◆ **WORK TO BE COMPLETED**
Nothing but a number should be returned: the count of lines in the records that contain "title".

═══ ENTRIES PROVIDED ═══

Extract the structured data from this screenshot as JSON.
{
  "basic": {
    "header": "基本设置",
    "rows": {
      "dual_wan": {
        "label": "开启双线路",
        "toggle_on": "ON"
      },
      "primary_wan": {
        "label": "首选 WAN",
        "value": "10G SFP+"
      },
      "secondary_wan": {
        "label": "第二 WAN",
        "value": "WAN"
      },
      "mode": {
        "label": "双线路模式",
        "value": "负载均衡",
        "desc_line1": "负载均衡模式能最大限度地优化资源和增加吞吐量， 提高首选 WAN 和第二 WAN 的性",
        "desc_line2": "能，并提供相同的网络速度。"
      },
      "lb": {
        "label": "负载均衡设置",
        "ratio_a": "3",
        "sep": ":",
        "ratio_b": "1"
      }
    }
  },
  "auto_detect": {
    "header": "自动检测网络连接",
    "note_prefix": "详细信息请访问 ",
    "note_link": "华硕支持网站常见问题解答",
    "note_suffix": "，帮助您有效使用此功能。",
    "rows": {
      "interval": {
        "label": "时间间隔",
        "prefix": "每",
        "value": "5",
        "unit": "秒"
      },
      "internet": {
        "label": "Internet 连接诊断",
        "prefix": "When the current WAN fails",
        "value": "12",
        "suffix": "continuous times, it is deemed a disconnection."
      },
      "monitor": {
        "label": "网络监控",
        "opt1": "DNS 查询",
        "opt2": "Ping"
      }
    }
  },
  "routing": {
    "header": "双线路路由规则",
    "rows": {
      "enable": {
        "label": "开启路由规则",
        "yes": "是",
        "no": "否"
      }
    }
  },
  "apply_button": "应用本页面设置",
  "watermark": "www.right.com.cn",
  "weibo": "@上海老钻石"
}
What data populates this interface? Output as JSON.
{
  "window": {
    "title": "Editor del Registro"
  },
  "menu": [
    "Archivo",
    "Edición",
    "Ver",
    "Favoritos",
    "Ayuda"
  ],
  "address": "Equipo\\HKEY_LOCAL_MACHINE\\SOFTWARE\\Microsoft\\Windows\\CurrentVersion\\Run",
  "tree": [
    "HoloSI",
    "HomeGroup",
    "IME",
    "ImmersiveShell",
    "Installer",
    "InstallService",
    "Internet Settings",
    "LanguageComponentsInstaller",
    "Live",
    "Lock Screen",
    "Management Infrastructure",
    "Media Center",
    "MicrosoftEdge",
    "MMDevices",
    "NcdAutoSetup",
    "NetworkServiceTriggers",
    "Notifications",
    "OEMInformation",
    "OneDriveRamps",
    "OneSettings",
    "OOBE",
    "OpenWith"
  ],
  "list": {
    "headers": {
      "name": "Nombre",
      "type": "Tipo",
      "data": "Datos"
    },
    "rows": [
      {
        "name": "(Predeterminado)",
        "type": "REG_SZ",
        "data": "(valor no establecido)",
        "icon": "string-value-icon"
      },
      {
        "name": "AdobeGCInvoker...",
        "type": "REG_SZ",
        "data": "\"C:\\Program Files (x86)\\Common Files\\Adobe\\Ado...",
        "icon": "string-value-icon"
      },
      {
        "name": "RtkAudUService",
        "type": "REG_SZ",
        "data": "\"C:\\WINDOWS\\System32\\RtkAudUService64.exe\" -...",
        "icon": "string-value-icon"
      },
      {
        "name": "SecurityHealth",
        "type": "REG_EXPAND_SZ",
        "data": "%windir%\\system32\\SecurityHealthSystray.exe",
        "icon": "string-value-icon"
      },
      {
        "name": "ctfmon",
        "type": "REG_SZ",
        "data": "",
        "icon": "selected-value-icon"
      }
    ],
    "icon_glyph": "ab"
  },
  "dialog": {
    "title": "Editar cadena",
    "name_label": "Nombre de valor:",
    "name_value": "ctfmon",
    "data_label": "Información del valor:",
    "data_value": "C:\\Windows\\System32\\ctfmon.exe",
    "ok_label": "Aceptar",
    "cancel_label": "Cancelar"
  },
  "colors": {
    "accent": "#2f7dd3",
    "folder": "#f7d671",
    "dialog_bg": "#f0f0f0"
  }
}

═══

◆ **EXPECTED OUTPUT**
2